The LD landed the gig at the end of 2017, having met the band when they were opening for another of his bands, The Coasts. He worked very closely with band members Ryan Potter and Dan Dorney and, to get the design process started, they sent him details on every song they play including BPM counts and mood boards, which enabled the Campbell to be very creative and head in the right direction from the off.
Campbell specified RTI NEO SIX fixtures, a laser light beam array with 6 single whitelight / RGB diodes, zoom and strobe on each individual diode and pan / tilt functionality. In this case, as they were in such close proximity to the band, to avoid any accidental audience scanning, the tilt parameter was disabled. There were 18 NEO SIXs distributed between 6 vertical sections of HUD low profile truss stood on the floor – 2 downstage, 2 upstage and 2 mid-stage, each with 3 NEO SIXs. The NEO SIX units were staggered in height by 2 inches, so with stage left and right units combined, the beams criss-crossed 1 diode apart, making 36 beams per pair of trusses with narrower gaps. The band were fully aware of how they could / couldn’t move during the laser numbers as Campbell aimed to dramatically change the shape of the stage and create “abstract worlds” in which they could play and penetrate the ‘cage’ with hands or guitars.
The main lighting fixtures were 37 of Robe’s new MegaPointes. Campbell had first seen them at PLASA 2017. There were 19 Rove MegaPointes hung on 12ft drop-bars above the stage to give the illusion of floating in space, with another 16 on the deck. Of these, 8 were upstage and 4 a side stage left and right for low level cross lighting. With no front truss, these were vital to help illuminate the band and the mid stage area. There were 6 Robe LEDWash 300s used as footlights along the front of stage.
Campbell commented on the “amazing tungsten emulation” from these which was ideal for replacing traditional floor PAR cans. In fact, this was the first tour he has completed with no tungsten sources at all apart from 10 Squirrel-cage lightbulbs which lowered in on a pair of Wahlberg DMX winches triggered via the lighting console during the song Sycamore Tree. These were on the back truss and came in behind the band.
In addition, Campbell utilised 29 Philips Nitro 510c LED strobes which were used both as strobes and also for the roles of CTO blinders and washes. There were 19 on the same drop bars as the Robe MegaPointes, rigged just above, with the remaining 10 on the floor. Tom noted that they were “incredibly” versatile due to this multi-functionality. There were 17 German Light Products Impression X4 Bar 20s, positioned 9 upstage, butted up together in a 9 metre long run, and 4 along each side to box off and define the sides of the stage, especially during the laser numbers, where the 2 light sources worked complimentarily.

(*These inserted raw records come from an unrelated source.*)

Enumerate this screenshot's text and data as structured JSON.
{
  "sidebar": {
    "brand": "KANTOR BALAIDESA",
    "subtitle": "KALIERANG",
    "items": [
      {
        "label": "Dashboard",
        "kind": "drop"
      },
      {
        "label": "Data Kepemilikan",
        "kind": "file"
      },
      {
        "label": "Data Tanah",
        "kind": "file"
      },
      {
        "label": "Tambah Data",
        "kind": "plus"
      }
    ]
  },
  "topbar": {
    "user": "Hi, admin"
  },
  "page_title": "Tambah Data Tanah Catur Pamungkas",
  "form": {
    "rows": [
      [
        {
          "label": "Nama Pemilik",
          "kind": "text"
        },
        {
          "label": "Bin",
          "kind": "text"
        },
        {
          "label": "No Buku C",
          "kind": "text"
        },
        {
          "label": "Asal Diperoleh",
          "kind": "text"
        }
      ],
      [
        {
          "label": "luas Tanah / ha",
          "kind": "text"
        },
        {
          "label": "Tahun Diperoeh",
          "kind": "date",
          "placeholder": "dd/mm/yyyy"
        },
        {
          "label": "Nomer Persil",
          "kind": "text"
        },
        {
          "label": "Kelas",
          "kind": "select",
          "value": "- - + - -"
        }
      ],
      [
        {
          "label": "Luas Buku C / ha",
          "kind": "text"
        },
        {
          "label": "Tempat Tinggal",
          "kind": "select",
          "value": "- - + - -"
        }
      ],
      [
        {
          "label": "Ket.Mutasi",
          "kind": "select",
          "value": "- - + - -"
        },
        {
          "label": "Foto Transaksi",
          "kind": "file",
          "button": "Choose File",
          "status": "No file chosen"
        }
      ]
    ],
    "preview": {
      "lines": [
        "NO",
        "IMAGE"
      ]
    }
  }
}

There was 29m of Martin by Harman Sceptron LED fixtures, complete with smoked diffuser tubes, positioned on the downstage edge of the stage, mid-stage and on the risers, where they added texture to the set and highlighted specific areas. Completing the lighting picture were 10 Chromlech Elidy panels, a 5×5 warm-white LED matrix again chosen for excellent tungsten-style characteristics. There was 6 each rigged on the 2 mid-stage LED towers to give a wall of tungsten effect. The console was an Avolites Sapphire Touch, with another running in tracking backup and 2 TitanNet processors. They were controlling a total of 16.5 DMX universes.
Adam La Femina was Colour Sound’s crew chief and worked closely with technician Tom Hopper. For production rehearsals and the Brixton show, both Alex Ryan (Colour Sound’s PM) and Tom Taylor joined the lighting crew. Daniel Briggs from AC Lasers looked after the pyro. Alex Ryan commented: “It was a great pleasure working with Tom. We were really impressed with his work, the attention to detail and the interesting visual approach which produced a stunning and unique looking show. We are all looking forward to future designs.”